Summary: My Pal Rodger is a lovely story with gorgeous illustrations and I recommend it for reading with your kids. I think they'll get a real kick out of the “dog vs. boy” plot with a happy ending, and that it will spark some great discussion about pets (and autism as well, if you're so inclined).
My Pal Rodger is the second book in the Adventures of One Sock series. The author, Roy Ruiz, has written these books based on true events in the life of his family but focused on his son, Racer. Racer is the eponymous One Sock, so-called because he always seems to be missing (you've guessed it) one of his socks.
In this instalment of the series, Dad has brought home a dog from the pound called Rodger. Unfortunately, Rodger takes a very strong liking to One Sock's favourite toy, an alligator called Alligator. This puts Rodger and One Sock very much at odds with each other. Rodger would love nothing more than to play with Alligator, and One Sock is determined to prevent the dog from having anything to do with his toy. On a trip to the Grandparents for Thanksgiving, disaster befalls Alligator – twice! There is however a happy ending, boy and dog are reconciled and become friends.
I enjoyed the story very much. There are more 'boy and his dog' stories than you can shake a stick at, so it was refreshing to read a true-life account that was more of a 'boy hates dog' story, at least until the end. Many children are very apprehensive about dogs and I think reading My Pal Rodger with their parents would lead to some good discussion about how to prepare for a new pet, what ground rules would apply (for both kids and pets) and what sort of activities would promote a healthy relationship between the pets and the kids.
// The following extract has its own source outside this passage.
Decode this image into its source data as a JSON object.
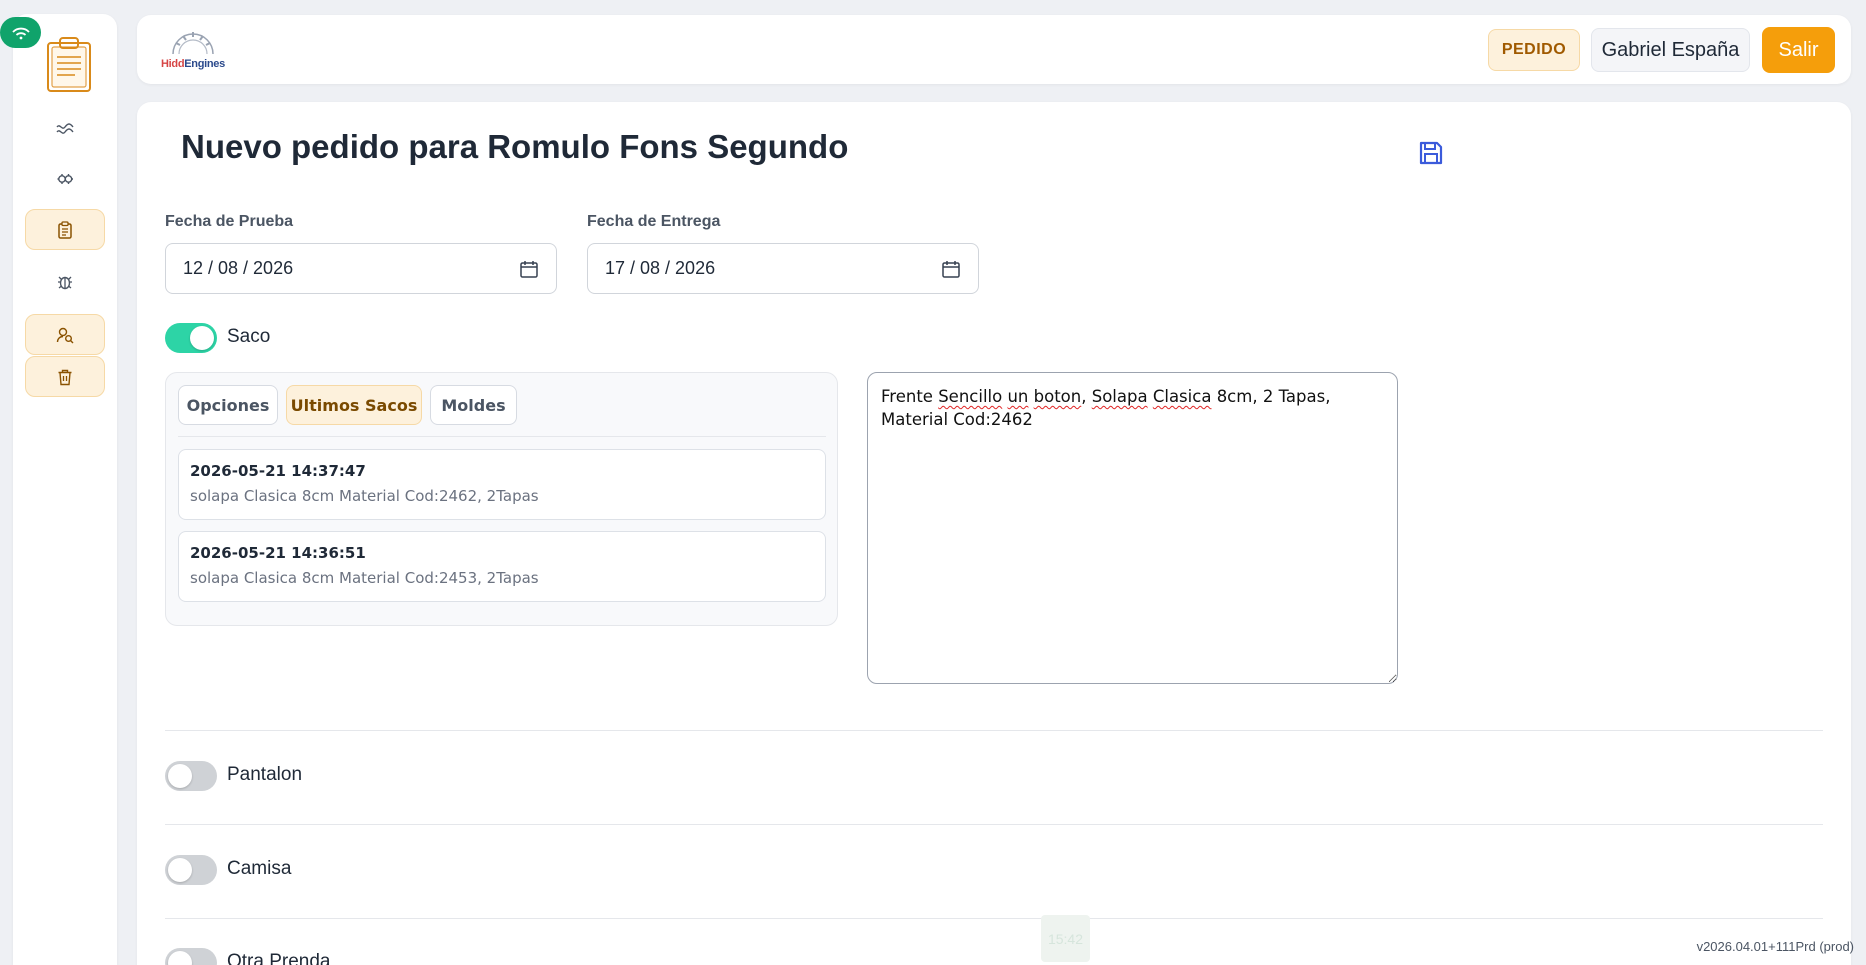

One Sock's love for Alligator reminded me strongly of another fictional character's love for his transitional object, but in Kevin Henkes' Owen, it is a blanket that the little boy mouse loves. For me, the sweetest parts of My Pal Rodger were the times when One Sock was interacting with his toy – promising to protect him, his excitement when Grandpa gave Alligator a new eye and the two buddies building a sand castle together on the beach.
The illustrations by Natalie Silva are phenomenal – the vibrant colours will appeal to kids and although the people in the book are drawn in a highly stylized way, their emotions and character are still captured effectively. I loved that Racer's missing sock is always on the page somewhere, finding it would be a fun activity for little ones as their parents read the story to them.
I have two recommendations for the author to consider, either when preparing additional reprints of My Pal Rodger (I hope there will be many!) or when he is writing future instalments in the Adventures of One Sock series. The first is in relation to Racer's autism. Mr. Ruiz has clearly made the conscious decision not to have One Sock's autism featured in the story. I think this is perfectly fine. Regular, every day things happen to autistic people as well as those of us who are neurotypical, and shoe-horning in a reference to autism when it doesn't arise organically would come across as weird. However, I would love for him to consider adding a foreward or afterward that included a couple of things:
- Because I know One Sock is on the spectrum, there were behaviours he exhibited that struck me as autistic in character – his fixation on his toy alligator, his difficulty in accepting change, the challenges he had regulating his emotions and his high levels of anxiety. I think Mr. Ruiz missed a wonderful educational opportunity by not sharing how One Sock's autism impacted his ability to handle certain situations.
- Some links where folks who don't know much about autism could go to obtain further information.
The second recommendation I have is with respect to editing. I did find a few typographical and grammatical errors in the text but I shared these with the author and the text is being updated to fix them. My point isn't in relation to this and it's also not a criticism of the book's editor – I'm sure she did a wonderful job. I suspect (I could be wrong and if I am, I apologize) that Mr. Ruiz exerts a lot of editorial control over his work and I would encourage him to try and relax that hold some more, if he can. The very best writing is usually achieved when editors are allowed to do their job. For example, look at JK Rowling's Harry Potter books. The first three instalments, written and published before she became really famous, are very tightly written. After that they became pretty bloated, full of little sub-plots and anecdotes that often do little to further the story. I believe that Rowling is a good writer but that the later instalments in the Potter series were not edited well. As I read My Pal Rodger it felt like I had discovered a rough diamond, that with a little more polishing in experienced editorial hands could end up being Tiffany-grade jewellery.
Disclaimer: the author's partner, Lisa, is a long-standing and very good friend of mine.